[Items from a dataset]
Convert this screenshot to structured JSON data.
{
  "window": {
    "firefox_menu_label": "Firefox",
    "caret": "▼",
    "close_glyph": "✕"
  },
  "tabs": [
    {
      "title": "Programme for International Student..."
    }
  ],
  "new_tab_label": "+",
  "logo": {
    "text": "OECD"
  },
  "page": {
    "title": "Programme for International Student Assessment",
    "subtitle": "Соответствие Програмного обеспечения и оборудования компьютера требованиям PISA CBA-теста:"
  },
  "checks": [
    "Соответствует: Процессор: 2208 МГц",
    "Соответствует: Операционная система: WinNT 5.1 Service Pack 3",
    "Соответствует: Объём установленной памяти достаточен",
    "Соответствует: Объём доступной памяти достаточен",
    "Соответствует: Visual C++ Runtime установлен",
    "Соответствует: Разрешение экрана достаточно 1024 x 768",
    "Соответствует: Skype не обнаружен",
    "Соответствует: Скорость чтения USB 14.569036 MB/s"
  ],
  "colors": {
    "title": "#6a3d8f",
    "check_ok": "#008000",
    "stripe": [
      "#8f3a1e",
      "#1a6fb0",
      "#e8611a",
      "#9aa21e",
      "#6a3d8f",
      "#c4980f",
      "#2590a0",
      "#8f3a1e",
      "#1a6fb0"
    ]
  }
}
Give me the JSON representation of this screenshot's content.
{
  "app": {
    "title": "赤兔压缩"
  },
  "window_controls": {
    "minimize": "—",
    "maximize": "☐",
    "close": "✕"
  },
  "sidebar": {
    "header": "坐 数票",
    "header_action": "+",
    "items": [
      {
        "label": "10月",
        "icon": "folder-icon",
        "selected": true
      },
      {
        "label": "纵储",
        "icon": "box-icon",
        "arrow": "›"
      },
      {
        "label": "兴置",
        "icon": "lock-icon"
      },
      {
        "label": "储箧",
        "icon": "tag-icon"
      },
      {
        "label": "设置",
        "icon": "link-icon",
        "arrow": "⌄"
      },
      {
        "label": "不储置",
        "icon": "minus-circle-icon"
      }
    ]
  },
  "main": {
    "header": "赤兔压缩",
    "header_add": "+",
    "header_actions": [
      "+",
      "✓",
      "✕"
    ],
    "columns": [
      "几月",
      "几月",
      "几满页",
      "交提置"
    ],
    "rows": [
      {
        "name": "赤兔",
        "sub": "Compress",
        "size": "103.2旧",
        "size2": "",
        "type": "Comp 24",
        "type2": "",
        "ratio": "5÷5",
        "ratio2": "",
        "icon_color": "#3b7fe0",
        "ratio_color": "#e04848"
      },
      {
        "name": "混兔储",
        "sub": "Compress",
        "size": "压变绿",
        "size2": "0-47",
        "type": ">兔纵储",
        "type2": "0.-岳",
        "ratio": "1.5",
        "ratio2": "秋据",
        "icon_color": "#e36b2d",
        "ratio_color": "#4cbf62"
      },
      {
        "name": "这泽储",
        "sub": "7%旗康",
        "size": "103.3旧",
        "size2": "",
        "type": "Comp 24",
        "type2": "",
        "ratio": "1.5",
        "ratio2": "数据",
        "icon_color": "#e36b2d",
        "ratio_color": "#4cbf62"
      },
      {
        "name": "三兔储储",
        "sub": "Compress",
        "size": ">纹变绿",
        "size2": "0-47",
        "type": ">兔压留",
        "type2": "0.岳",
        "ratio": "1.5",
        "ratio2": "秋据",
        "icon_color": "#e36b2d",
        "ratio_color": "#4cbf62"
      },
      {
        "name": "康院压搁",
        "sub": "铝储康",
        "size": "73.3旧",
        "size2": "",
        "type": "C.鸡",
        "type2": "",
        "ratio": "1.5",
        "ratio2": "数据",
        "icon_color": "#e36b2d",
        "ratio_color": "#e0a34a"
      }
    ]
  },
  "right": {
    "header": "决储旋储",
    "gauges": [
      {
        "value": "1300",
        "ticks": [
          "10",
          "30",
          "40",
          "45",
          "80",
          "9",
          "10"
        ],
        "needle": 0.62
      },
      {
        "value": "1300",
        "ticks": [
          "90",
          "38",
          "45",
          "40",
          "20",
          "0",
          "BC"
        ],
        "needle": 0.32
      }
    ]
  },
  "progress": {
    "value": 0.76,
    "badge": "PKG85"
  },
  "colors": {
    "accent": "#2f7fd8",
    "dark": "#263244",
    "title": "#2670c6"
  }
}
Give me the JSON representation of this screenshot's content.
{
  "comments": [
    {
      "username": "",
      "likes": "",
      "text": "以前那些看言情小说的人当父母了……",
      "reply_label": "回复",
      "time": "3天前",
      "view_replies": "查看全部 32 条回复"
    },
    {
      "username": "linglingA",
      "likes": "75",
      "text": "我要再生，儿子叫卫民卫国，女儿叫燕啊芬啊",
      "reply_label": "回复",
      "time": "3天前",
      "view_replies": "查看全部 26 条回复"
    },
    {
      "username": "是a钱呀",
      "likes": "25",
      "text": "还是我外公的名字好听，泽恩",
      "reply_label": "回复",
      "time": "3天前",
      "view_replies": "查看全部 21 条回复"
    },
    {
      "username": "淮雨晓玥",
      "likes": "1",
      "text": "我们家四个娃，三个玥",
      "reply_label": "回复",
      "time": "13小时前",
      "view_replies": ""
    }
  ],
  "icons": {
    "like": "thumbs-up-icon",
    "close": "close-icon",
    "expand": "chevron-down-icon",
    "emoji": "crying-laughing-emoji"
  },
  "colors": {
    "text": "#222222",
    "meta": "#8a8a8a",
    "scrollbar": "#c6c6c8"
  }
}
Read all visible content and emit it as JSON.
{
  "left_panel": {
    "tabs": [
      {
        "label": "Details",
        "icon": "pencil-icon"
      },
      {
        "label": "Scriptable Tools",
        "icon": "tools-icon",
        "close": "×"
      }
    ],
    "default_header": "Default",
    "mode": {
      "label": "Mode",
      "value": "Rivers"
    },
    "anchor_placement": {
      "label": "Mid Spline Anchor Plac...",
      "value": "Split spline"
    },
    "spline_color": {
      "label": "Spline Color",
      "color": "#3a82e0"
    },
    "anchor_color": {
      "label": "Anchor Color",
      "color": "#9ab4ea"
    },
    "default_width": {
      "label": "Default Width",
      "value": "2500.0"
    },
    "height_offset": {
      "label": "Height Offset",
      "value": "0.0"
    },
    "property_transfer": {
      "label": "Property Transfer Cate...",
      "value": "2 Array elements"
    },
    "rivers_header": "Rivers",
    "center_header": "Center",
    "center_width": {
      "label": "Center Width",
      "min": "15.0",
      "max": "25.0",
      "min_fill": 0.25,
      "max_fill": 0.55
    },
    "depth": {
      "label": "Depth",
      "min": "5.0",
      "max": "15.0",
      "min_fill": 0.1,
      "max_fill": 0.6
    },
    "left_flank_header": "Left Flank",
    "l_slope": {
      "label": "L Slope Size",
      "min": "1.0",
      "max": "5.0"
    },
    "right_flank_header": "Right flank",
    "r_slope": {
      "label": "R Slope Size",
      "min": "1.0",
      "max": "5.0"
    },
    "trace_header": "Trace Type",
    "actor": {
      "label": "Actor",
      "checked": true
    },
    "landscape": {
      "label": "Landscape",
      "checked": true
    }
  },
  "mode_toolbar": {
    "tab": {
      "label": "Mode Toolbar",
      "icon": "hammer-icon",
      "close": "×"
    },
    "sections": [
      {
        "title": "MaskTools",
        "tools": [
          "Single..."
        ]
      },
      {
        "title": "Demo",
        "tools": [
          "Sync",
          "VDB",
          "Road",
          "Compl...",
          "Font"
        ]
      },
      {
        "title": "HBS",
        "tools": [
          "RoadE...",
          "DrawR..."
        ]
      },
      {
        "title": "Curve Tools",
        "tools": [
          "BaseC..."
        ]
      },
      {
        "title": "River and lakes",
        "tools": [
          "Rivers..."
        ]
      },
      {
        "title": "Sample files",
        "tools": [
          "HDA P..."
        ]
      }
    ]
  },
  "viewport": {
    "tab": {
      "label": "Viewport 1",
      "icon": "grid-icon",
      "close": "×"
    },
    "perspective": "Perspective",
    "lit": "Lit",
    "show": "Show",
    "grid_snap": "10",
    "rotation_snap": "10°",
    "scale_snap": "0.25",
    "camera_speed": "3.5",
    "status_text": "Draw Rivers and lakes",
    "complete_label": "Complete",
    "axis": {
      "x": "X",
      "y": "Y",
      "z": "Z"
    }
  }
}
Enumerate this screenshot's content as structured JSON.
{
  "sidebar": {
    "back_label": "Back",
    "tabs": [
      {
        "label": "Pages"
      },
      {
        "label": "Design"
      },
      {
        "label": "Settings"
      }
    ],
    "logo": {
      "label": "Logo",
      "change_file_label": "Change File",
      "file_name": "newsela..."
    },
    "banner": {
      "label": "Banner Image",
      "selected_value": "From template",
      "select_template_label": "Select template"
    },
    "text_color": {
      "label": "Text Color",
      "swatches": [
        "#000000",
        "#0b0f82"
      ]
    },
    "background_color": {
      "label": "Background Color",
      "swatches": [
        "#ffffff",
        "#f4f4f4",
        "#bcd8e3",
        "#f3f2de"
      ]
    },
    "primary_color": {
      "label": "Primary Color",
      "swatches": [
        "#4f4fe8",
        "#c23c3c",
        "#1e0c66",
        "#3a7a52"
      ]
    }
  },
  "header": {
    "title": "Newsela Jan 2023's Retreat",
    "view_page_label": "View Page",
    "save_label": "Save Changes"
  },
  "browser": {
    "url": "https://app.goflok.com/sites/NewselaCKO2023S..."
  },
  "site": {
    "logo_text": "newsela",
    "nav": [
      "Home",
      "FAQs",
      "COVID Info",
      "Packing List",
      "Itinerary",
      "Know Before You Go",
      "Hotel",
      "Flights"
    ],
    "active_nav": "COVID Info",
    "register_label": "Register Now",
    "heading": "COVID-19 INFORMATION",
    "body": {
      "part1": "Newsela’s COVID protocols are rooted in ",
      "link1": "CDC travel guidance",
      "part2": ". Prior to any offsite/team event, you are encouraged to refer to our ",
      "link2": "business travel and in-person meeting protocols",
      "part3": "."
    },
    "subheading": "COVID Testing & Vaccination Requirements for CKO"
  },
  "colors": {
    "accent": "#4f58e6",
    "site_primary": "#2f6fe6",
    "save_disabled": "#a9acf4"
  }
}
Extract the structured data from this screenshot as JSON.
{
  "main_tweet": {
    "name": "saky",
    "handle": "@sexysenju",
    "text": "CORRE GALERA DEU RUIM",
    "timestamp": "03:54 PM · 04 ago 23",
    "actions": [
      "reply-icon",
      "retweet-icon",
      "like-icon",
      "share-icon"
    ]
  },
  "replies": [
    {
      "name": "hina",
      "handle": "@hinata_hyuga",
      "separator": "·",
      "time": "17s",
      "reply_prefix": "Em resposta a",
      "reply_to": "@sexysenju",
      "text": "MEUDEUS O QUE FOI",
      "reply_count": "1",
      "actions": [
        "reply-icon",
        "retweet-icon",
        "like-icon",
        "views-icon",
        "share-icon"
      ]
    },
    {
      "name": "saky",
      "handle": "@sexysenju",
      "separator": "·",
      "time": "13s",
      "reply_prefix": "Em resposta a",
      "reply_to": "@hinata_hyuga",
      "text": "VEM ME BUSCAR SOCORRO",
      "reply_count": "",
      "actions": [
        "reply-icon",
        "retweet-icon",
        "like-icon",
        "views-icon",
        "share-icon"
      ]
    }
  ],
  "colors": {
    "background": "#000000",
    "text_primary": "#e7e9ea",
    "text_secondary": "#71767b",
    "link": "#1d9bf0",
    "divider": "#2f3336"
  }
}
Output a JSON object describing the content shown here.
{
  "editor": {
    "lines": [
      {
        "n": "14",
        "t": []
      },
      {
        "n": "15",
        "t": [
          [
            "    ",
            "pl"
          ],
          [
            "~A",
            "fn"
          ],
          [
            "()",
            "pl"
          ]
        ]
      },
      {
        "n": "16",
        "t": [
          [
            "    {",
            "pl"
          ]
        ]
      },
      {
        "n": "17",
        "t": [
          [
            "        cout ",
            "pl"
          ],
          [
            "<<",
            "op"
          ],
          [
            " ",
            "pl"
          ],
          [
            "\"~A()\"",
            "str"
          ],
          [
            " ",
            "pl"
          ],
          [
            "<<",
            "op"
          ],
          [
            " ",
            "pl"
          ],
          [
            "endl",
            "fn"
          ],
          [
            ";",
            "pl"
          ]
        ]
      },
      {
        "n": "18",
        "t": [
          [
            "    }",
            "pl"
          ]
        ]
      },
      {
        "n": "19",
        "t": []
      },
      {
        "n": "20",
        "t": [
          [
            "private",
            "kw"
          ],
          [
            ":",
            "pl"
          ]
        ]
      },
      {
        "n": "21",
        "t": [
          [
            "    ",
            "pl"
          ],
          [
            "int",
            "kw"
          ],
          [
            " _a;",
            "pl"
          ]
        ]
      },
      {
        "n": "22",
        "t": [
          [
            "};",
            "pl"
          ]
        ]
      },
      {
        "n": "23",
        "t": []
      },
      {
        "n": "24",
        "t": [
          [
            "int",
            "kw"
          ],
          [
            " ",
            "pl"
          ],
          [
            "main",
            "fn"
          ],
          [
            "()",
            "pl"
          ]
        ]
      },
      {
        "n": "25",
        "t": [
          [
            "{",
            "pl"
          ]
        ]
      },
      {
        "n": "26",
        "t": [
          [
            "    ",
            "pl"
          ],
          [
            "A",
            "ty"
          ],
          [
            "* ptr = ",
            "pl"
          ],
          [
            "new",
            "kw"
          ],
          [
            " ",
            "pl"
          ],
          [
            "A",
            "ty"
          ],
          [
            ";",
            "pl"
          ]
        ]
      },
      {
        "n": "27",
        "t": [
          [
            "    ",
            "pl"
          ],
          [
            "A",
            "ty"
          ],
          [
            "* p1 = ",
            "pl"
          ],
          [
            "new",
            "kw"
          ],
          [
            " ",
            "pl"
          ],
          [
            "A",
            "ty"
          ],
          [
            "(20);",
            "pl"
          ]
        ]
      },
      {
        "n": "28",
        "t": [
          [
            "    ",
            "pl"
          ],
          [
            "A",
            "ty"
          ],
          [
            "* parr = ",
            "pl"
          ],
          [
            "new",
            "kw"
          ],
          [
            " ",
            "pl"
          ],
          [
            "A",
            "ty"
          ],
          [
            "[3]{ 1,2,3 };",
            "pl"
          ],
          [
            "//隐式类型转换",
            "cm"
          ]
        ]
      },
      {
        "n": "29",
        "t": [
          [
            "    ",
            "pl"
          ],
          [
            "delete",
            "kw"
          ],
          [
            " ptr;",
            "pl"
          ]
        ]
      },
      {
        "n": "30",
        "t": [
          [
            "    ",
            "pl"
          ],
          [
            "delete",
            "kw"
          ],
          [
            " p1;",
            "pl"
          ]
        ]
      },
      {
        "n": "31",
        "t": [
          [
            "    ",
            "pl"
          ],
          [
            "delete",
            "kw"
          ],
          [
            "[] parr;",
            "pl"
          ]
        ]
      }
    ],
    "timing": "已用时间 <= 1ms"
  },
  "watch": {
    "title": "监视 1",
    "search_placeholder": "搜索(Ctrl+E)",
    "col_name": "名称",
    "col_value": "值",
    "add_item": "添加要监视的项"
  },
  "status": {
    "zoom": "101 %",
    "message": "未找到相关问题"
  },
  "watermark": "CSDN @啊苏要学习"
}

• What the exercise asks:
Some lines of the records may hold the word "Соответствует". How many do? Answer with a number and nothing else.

• Result below:
8